----- Records provided

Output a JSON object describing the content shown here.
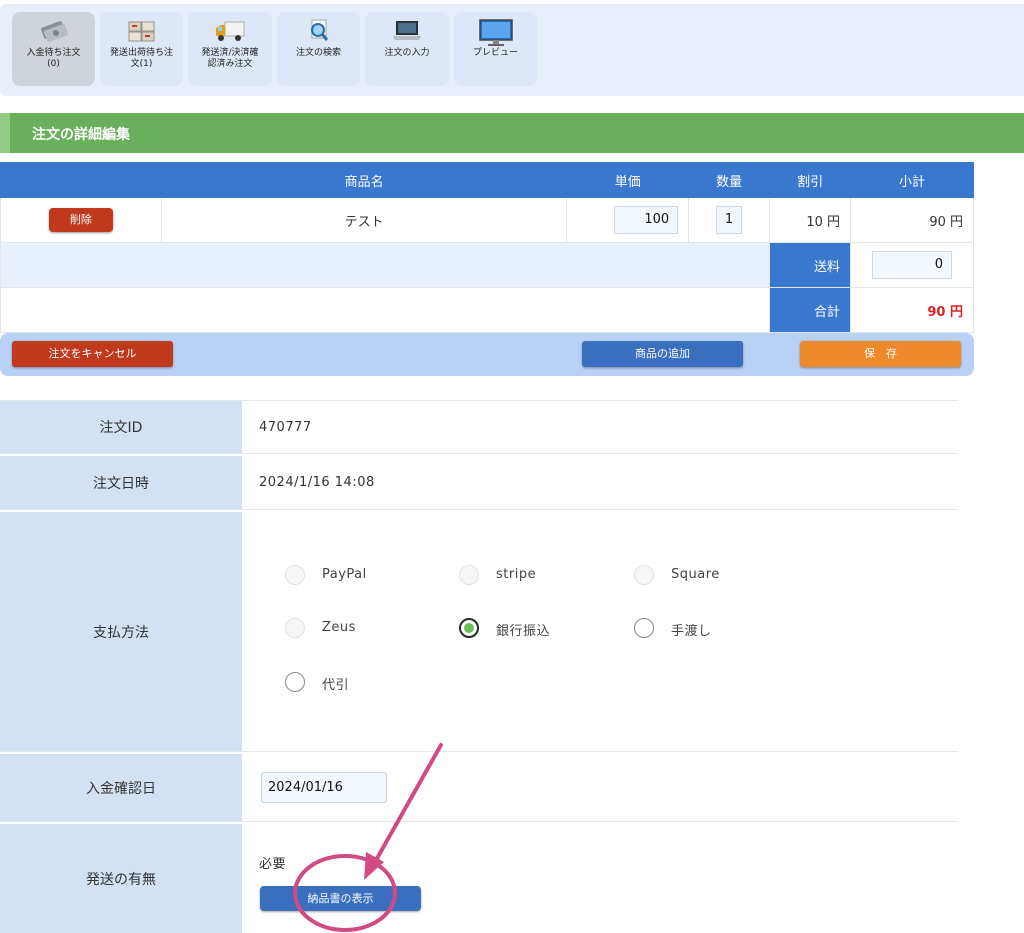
{
  "toolbar": {
    "items": [
      {
        "label": "入金待ち注文\n(0)",
        "icon": "money-icon"
      },
      {
        "label": "発送出荷待ち注\n文(1)",
        "icon": "boxes-icon"
      },
      {
        "label": "発送済/決済確\n認済み注文",
        "icon": "truck-icon"
      },
      {
        "label": "注文の検索",
        "icon": "search-document-icon"
      },
      {
        "label": "注文の入力",
        "icon": "laptop-icon"
      },
      {
        "label": "プレビュー",
        "icon": "monitor-icon"
      }
    ]
  },
  "section": {
    "title": "注文の詳細編集"
  },
  "items_table": {
    "headers": [
      "商品名",
      "単価",
      "数量",
      "割引",
      "小計"
    ],
    "rows": [
      {
        "delete_label": "削除",
        "name": "テスト",
        "price": "100",
        "qty": "1",
        "discount": "10 円",
        "subtotal": "90 円"
      }
    ],
    "shipping_label": "送料",
    "shipping_value": "0",
    "total_label": "合計",
    "total_value": "90 円"
  },
  "actions": {
    "cancel": "注文をキャンセル",
    "add_item": "商品の追加",
    "save": "保　存"
  },
  "details": {
    "order_id_label": "注文ID",
    "order_id": "470777",
    "order_date_label": "注文日時",
    "order_date": "2024/1/16 14:08",
    "payment_label": "支払方法",
    "payment_options": [
      {
        "label": "PayPal",
        "state": "disabled"
      },
      {
        "label": "stripe",
        "state": "disabled"
      },
      {
        "label": "Square",
        "state": "disabled"
      },
      {
        "label": "Zeus",
        "state": "disabled"
      },
      {
        "label": "銀行振込",
        "state": "checked"
      },
      {
        "label": "手渡し",
        "state": "unchecked"
      },
      {
        "label": "代引",
        "state": "unchecked"
      }
    ],
    "payment_date_label": "入金確認日",
    "payment_date": "2024/01/16",
    "shipping_label": "発送の有無",
    "shipping_value": "必要",
    "invoice_button": "納品書の表示"
  },
  "colors": {
    "header_blue": "#3a78d0",
    "section_green": "#6aaf5c",
    "danger_red": "#c0391c",
    "save_orange": "#ef8a2c",
    "annotation_pink": "#d14a84"
  }
}
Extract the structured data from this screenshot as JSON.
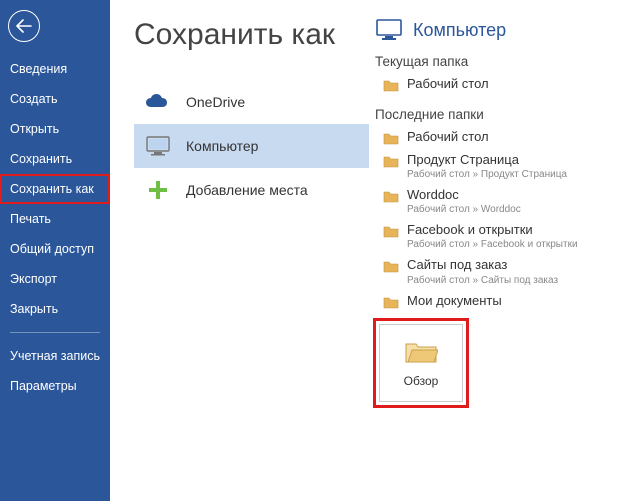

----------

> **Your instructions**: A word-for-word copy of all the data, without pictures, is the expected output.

> **Solution to this problem**:
Output a JSON object describing the content shown here.
{
  "toolbar": {
    "items": [
      {
        "label": "入金待ち注文\n(0)",
        "icon": "money-icon"
      },
      {
        "label": "発送出荷待ち注\n文(1)",
        "icon": "boxes-icon"
      },
      {
        "label": "発送済/決済確\n認済み注文",
        "icon": "truck-icon"
      },
      {
        "label": "注文の検索",
        "icon": "search-document-icon"
      },
      {
        "label": "注文の入力",
        "icon": "laptop-icon"
      },
      {
        "label": "プレビュー",
        "icon": "monitor-icon"
      }
    ]
  },
  "section": {
    "title": "注文の詳細編集"
  },
  "items_table": {
    "headers": [
      "商品名",
      "単価",
      "数量",
      "割引",
      "小計"
    ],
    "rows": [
      {
        "delete_label": "削除",
        "name": "テスト",
        "price": "100",
        "qty": "1",
        "discount": "10 円",
        "subtotal": "90 円"
      }
    ],
    "shipping_label": "送料",
    "shipping_value": "0",
    "total_label": "合計",
    "total_value": "90 円"
  },
  "actions": {
    "cancel": "注文をキャンセル",
    "add_item": "商品の追加",
    "save": "保　存"
  },
  "details": {
    "order_id_label": "注文ID",
    "order_id": "470777",
    "order_date_label": "注文日時",
    "order_date": "2024/1/16 14:08",
    "payment_label": "支払方法",
    "payment_options": [
      {
        "label": "PayPal",
        "state": "disabled"
      },
      {
        "label": "stripe",
        "state": "disabled"
      },
      {
        "label": "Square",
        "state": "disabled"
      },
      {
        "label": "Zeus",
        "state": "disabled"
      },
      {
        "label": "銀行振込",
        "state": "checked"
      },
      {
        "label": "手渡し",
        "state": "unchecked"
      },
      {
        "label": "代引",
        "state": "unchecked"
      }
    ],
    "payment_date_label": "入金確認日",
    "payment_date": "2024/01/16",
    "shipping_label": "発送の有無",
    "shipping_value": "必要",
    "invoice_button": "納品書の表示"
  },
  "colors": {
    "header_blue": "#3a78d0",
    "section_green": "#6aaf5c",
    "danger_red": "#c0391c",
    "save_orange": "#ef8a2c",
    "annotation_pink": "#d14a84"
  }
}
Extract the structured data from this screenshot as JSON.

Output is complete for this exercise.